**WHAT THE EXERCISE ASKS**
Reproduce the records below exactly as they appear, omitting any pictures they contain.

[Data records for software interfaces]

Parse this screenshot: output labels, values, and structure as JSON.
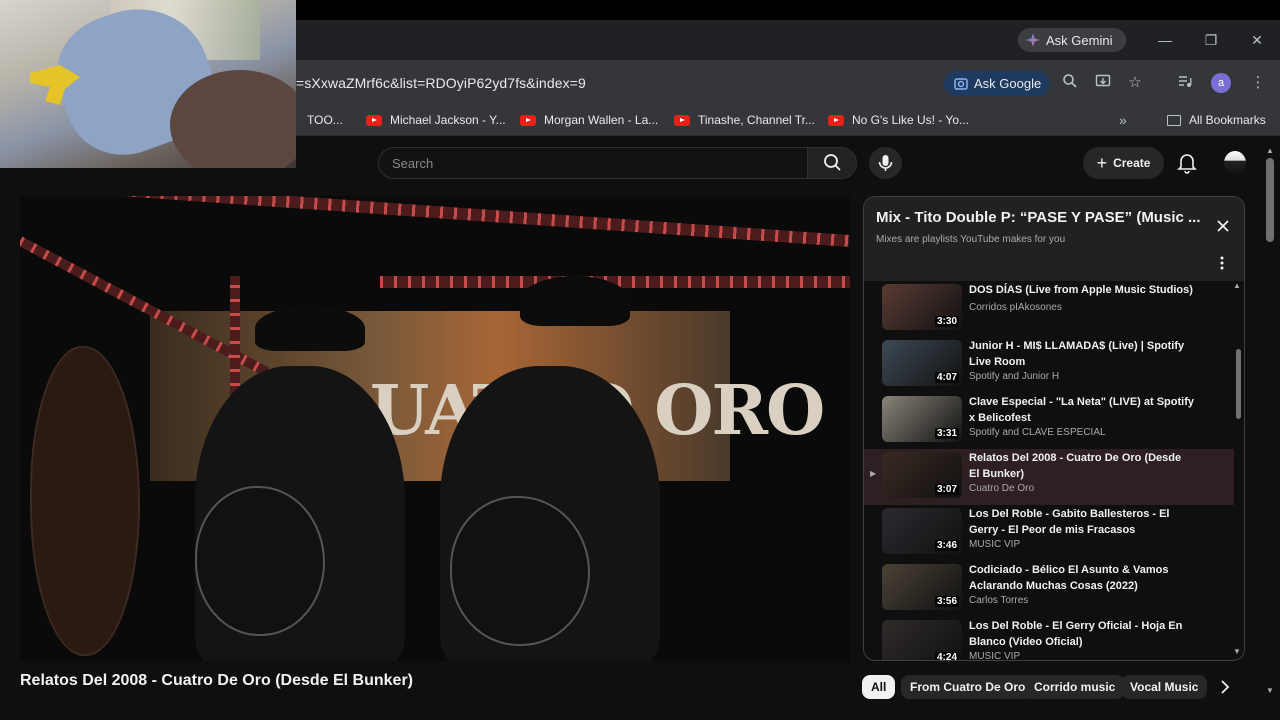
{
  "browser": {
    "gemini_label": "Ask Gemini",
    "url": "=sXxwaZMrf6c&list=RDOyiP62yd7fs&index=9",
    "ask_google_label": "Ask Google",
    "profile_initial": "a",
    "bookmarks": [
      {
        "label": "TOO..."
      },
      {
        "label": "Michael Jackson - Y..."
      },
      {
        "label": "Morgan Wallen - La..."
      },
      {
        "label": "Tinashe, Channel Tr..."
      },
      {
        "label": "No G's Like Us! - Yo..."
      }
    ],
    "all_bookmarks_label": "All Bookmarks"
  },
  "youtube": {
    "search_placeholder": "Search",
    "create_label": "Create",
    "video_title": "Relatos Del 2008 - Cuatro De Oro (Desde El Bunker)",
    "video_banner_text": "UATRO ORO"
  },
  "playlist": {
    "title": "Mix - Tito Double P: “PASE Y PASE” (Music ...",
    "subtitle": "Mixes are playlists YouTube makes for you",
    "items": [
      {
        "title": "DOS DÍAS (Live from Apple Music Studios)",
        "channel": "Corridos pIAkosones",
        "duration": "3:30",
        "active": false,
        "thumb_color": "#5a3b34"
      },
      {
        "title": "Junior H - MI$ LLAMADA$ (Live) | Spotify Live Room",
        "channel": "Spotify and Junior H",
        "duration": "4:07",
        "active": false,
        "thumb_color": "#3d4a55"
      },
      {
        "title": "Clave Especial - \"La Neta\" (LIVE) at Spotify x Belicofest",
        "channel": "Spotify and CLAVE ESPECIAL",
        "duration": "3:31",
        "active": false,
        "thumb_color": "#8a8479"
      },
      {
        "title": "Relatos Del 2008 - Cuatro De Oro (Desde El Bunker)",
        "channel": "Cuatro De Oro",
        "duration": "3:07",
        "active": true,
        "thumb_color": "#3a2a22"
      },
      {
        "title": "Los Del Roble - Gabito Ballesteros - El Gerry - El Peor de mis Fracasos",
        "channel": "MUSIC VIP",
        "duration": "3:46",
        "active": false,
        "thumb_color": "#2c2a30"
      },
      {
        "title": "Codiciado - Bélico El Asunto & Vamos Aclarando Muchas Cosas (2022)",
        "channel": "Carlos Torres",
        "duration": "3:56",
        "active": false,
        "thumb_color": "#4a4236"
      },
      {
        "title": "Los Del Roble - El Gerry Oficial - Hoja En Blanco (Video Oficial)",
        "channel": "MUSIC VIP",
        "duration": "4:24",
        "active": false,
        "thumb_color": "#2f2b2a"
      }
    ]
  },
  "chips": [
    "All",
    "From Cuatro De Oro",
    "Corrido music",
    "Vocal Music"
  ]
}
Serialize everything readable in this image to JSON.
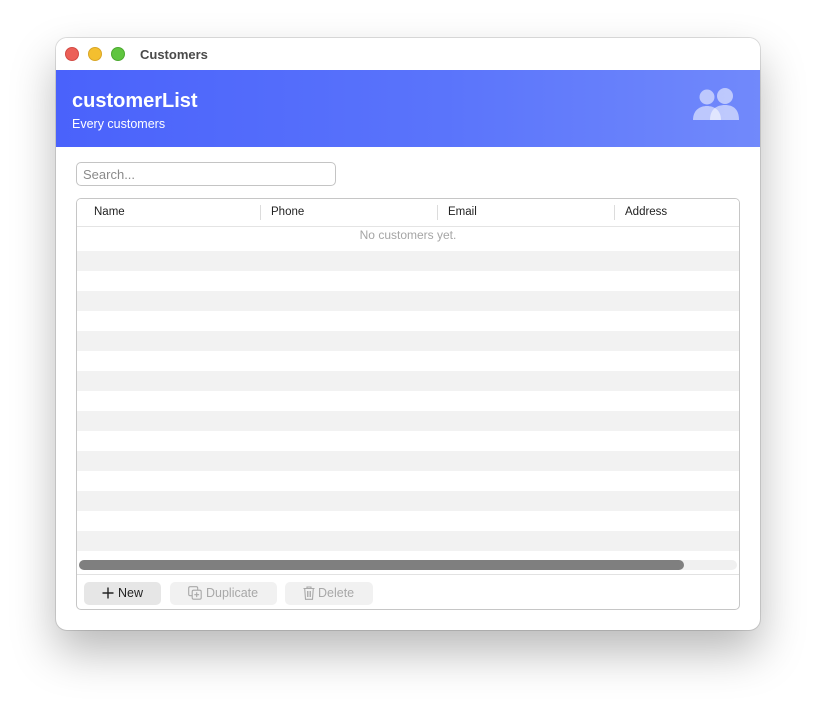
{
  "window": {
    "title": "Customers"
  },
  "banner": {
    "title": "customerList",
    "subtitle": "Every customers",
    "icon": "people-icon",
    "gradient_start": "#4a62fb",
    "gradient_end": "#7189fb"
  },
  "search": {
    "value": "",
    "placeholder": "Search..."
  },
  "table": {
    "columns": [
      "Name",
      "Phone",
      "Email",
      "Address"
    ],
    "empty_message": "No customers yet.",
    "rows": [],
    "horizontal_scroll_visible_fraction": 0.92
  },
  "toolbar": {
    "new_label": "New",
    "new_icon": "plus-icon",
    "duplicate_label": "Duplicate",
    "duplicate_icon": "duplicate-icon",
    "duplicate_enabled": false,
    "delete_label": "Delete",
    "delete_icon": "trash-icon",
    "delete_enabled": false
  },
  "colors": {
    "close": "#ec5f57",
    "minimize": "#f4bf2f",
    "zoom": "#5fc53f"
  }
}
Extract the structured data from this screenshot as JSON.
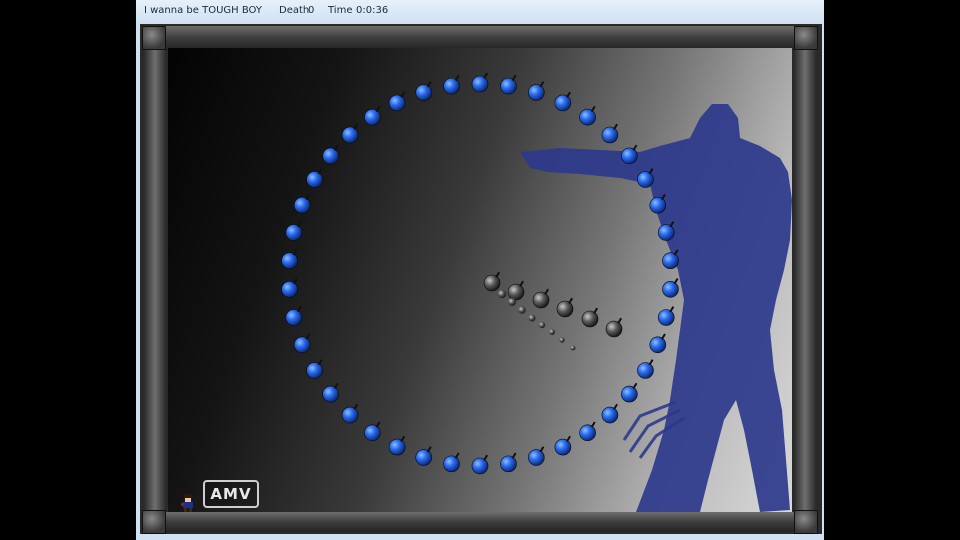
{
  "window": {
    "title_game": "I wanna be TOUGH BOY",
    "death_label": "Death",
    "death_count": "0",
    "time_label": "Time",
    "time_value": "0:0:36"
  },
  "watermark": {
    "text": "AMV"
  },
  "colors": {
    "window_chrome": "#cfe2f4",
    "bomb_blue": "#2a6cf0",
    "bomb_gray": "#5a5a5a",
    "silhouette": "#2c3a8c"
  },
  "icons": {
    "bomb_blue": "blue-bomb-icon",
    "bomb_gray": "gray-bomb-icon",
    "player": "kid-sprite-icon"
  },
  "scene": {
    "blue_bomb_ring_count": 42,
    "gray_bomb_count": 6
  }
}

**ANSWER TO THIS EXERCISE**
Parse this screenshot: output labels, values, and structure as JSON.
{
  "browser": {
    "gemini_label": "Ask Gemini",
    "url": "=sXxwaZMrf6c&list=RDOyiP62yd7fs&index=9",
    "ask_google_label": "Ask Google",
    "profile_initial": "a",
    "bookmarks": [
      {
        "label": "TOO..."
      },
      {
        "label": "Michael Jackson - Y..."
      },
      {
        "label": "Morgan Wallen - La..."
      },
      {
        "label": "Tinashe, Channel Tr..."
      },
      {
        "label": "No G's Like Us! - Yo..."
      }
    ],
    "all_bookmarks_label": "All Bookmarks"
  },
  "youtube": {
    "search_placeholder": "Search",
    "create_label": "Create",
    "video_title": "Relatos Del 2008 - Cuatro De Oro (Desde El Bunker)",
    "video_banner_text": "UATRO ORO"
  },
  "playlist": {
    "title": "Mix - Tito Double P: “PASE Y PASE” (Music ...",
    "subtitle": "Mixes are playlists YouTube makes for you",
    "items": [
      {
        "title": "DOS DÍAS (Live from Apple Music Studios)",
        "channel": "Corridos pIAkosones",
        "duration": "3:30",
        "active": false,
        "thumb_color": "#5a3b34"
      },
      {
        "title": "Junior H - MI$ LLAMADA$ (Live) | Spotify Live Room",
        "channel": "Spotify and Junior H",
        "duration": "4:07",
        "active": false,
        "thumb_color": "#3d4a55"
      },
      {
        "title": "Clave Especial - \"La Neta\" (LIVE) at Spotify x Belicofest",
        "channel": "Spotify and CLAVE ESPECIAL",
        "duration": "3:31",
        "active": false,
        "thumb_color": "#8a8479"
      },
      {
        "title": "Relatos Del 2008 - Cuatro De Oro (Desde El Bunker)",
        "channel": "Cuatro De Oro",
        "duration": "3:07",
        "active": true,
        "thumb_color": "#3a2a22"
      },
      {
        "title": "Los Del Roble - Gabito Ballesteros - El Gerry - El Peor de mis Fracasos",
        "channel": "MUSIC VIP",
        "duration": "3:46",
        "active": false,
        "thumb_color": "#2c2a30"
      },
      {
        "title": "Codiciado - Bélico El Asunto & Vamos Aclarando Muchas Cosas (2022)",
        "channel": "Carlos Torres",
        "duration": "3:56",
        "active": false,
        "thumb_color": "#4a4236"
      },
      {
        "title": "Los Del Roble - El Gerry Oficial - Hoja En Blanco (Video Oficial)",
        "channel": "MUSIC VIP",
        "duration": "4:24",
        "active": false,
        "thumb_color": "#2f2b2a"
      }
    ]
  },
  "chips": [
    "All",
    "From Cuatro De Oro",
    "Corrido music",
    "Vocal Music"
  ]
}
Serialize everything readable in this image to JSON.
{
  "window": {
    "title": "Customers"
  },
  "banner": {
    "title": "customerList",
    "subtitle": "Every customers",
    "icon": "people-icon",
    "gradient_start": "#4a62fb",
    "gradient_end": "#7189fb"
  },
  "search": {
    "value": "",
    "placeholder": "Search..."
  },
  "table": {
    "columns": [
      "Name",
      "Phone",
      "Email",
      "Address"
    ],
    "empty_message": "No customers yet.",
    "rows": [],
    "horizontal_scroll_visible_fraction": 0.92
  },
  "toolbar": {
    "new_label": "New",
    "new_icon": "plus-icon",
    "duplicate_label": "Duplicate",
    "duplicate_icon": "duplicate-icon",
    "duplicate_enabled": false,
    "delete_label": "Delete",
    "delete_icon": "trash-icon",
    "delete_enabled": false
  },
  "colors": {
    "close": "#ec5f57",
    "minimize": "#f4bf2f",
    "zoom": "#5fc53f"
  }
}
Extract the structured data from this screenshot as JSON.
{
  "window": {
    "title_game": "I wanna be TOUGH BOY",
    "death_label": "Death",
    "death_count": "0",
    "time_label": "Time",
    "time_value": "0:0:36"
  },
  "watermark": {
    "text": "AMV"
  },
  "colors": {
    "window_chrome": "#cfe2f4",
    "bomb_blue": "#2a6cf0",
    "bomb_gray": "#5a5a5a",
    "silhouette": "#2c3a8c"
  },
  "icons": {
    "bomb_blue": "blue-bomb-icon",
    "bomb_gray": "gray-bomb-icon",
    "player": "kid-sprite-icon"
  },
  "scene": {
    "blue_bomb_ring_count": 42,
    "gray_bomb_count": 6
  }
}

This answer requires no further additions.